Web page and app entries
====================
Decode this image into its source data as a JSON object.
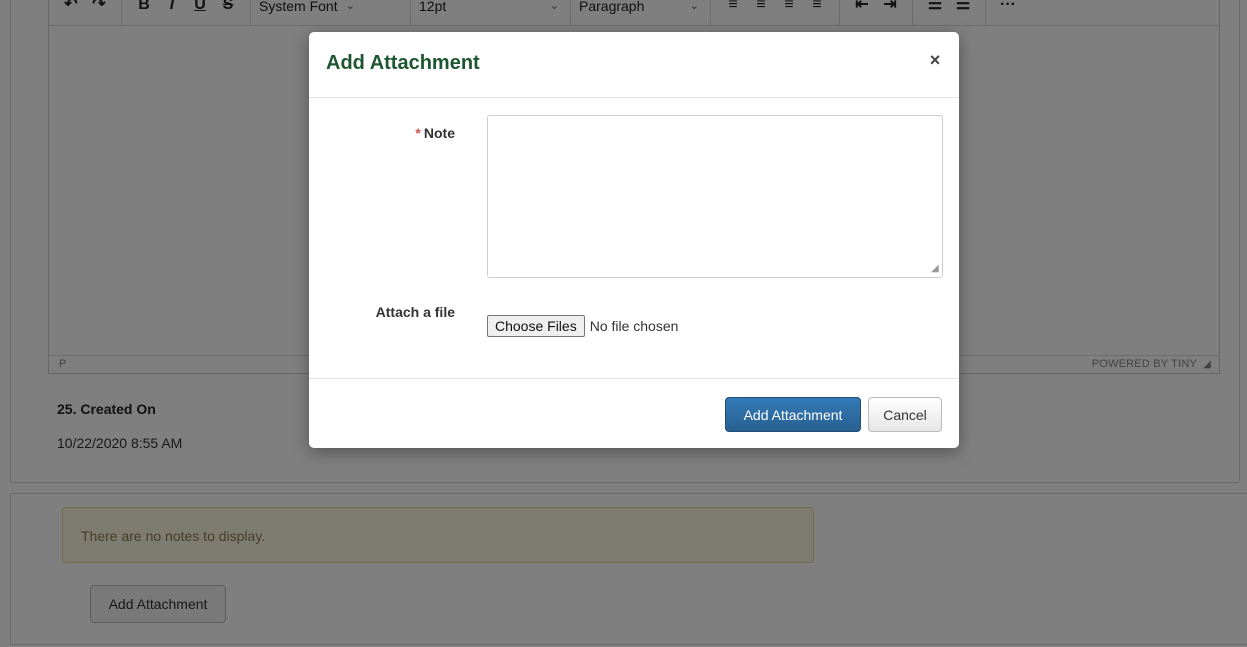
{
  "editor": {
    "toolbar": {
      "undo_redo": [
        "↶",
        "↷"
      ],
      "format_buttons": [
        "B",
        "I",
        "U",
        "S"
      ],
      "font_select": "System Font",
      "size_select": "12pt",
      "block_select": "Paragraph",
      "chevron": "⌄",
      "align_buttons": [
        "≡",
        "≡",
        "≡",
        "≡"
      ],
      "indent_buttons": [
        "⇤",
        "⇥"
      ],
      "list_buttons": [
        "☰",
        "☰"
      ],
      "more": "···"
    },
    "status_path": "P",
    "powered_by": "POWERED BY TINY"
  },
  "created_on": {
    "label": "25. Created On",
    "value": "10/22/2020 8:55 AM"
  },
  "notes": {
    "empty_message": "There are no notes to display.",
    "add_button": "Add Attachment"
  },
  "modal": {
    "title": "Add Attachment",
    "close_symbol": "×",
    "note_label": "Note",
    "required_marker": "*",
    "note_value": "",
    "file_label": "Attach a file",
    "choose_button": "Choose Files",
    "no_file_text": "No file chosen",
    "submit_button": "Add Attachment",
    "cancel_button": "Cancel"
  },
  "colors": {
    "title": "#1e5631",
    "primary": "#337ab7",
    "alert_bg": "#fcf8e3",
    "required": "#d9534f"
  }
}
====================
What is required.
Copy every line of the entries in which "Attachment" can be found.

Exercise solution.
    "add_button": "Add Attachment"
    "title": "Add Attachment",
    "submit_button": "Add Attachment",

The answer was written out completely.